In the records below, find each line with the word "Google" and copy it.

Entries from a dataset of interfaces:
===============

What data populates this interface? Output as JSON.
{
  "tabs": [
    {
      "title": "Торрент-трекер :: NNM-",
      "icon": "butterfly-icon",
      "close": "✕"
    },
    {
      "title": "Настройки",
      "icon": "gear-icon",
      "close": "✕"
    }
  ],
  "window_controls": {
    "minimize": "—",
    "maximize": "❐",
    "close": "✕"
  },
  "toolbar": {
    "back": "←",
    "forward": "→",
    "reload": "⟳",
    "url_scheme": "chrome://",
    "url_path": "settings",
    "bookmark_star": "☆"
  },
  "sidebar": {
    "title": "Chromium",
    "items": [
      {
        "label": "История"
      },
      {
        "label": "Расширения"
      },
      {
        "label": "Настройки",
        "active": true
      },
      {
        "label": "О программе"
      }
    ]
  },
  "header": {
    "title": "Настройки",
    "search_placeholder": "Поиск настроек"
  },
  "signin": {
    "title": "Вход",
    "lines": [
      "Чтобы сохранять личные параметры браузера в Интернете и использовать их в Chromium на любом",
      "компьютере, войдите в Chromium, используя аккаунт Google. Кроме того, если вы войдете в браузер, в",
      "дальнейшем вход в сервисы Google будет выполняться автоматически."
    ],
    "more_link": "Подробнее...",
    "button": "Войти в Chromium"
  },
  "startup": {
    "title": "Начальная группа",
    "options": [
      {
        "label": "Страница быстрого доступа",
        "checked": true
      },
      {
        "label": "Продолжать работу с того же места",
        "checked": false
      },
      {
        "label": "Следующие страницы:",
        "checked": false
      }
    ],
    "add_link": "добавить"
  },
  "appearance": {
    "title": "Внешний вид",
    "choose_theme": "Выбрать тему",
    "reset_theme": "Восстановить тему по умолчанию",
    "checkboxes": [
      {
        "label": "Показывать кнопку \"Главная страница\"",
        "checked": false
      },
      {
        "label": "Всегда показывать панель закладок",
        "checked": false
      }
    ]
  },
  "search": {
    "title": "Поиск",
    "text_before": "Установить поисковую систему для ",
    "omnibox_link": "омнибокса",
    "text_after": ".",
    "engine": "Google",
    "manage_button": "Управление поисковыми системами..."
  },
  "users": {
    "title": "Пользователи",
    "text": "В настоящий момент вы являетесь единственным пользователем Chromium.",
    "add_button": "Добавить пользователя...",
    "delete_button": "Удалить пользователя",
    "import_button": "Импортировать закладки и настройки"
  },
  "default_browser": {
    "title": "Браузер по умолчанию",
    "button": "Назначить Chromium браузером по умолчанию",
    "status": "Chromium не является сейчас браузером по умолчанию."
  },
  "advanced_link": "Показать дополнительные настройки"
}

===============

● Worked solution
      "компьютере, войдите в Chromium, используя аккаунт Google. Кроме того, если вы войдете в браузер, в",
      "дальнейшем вход в сервисы Google будет выполняться автоматически."
    "engine": "Google",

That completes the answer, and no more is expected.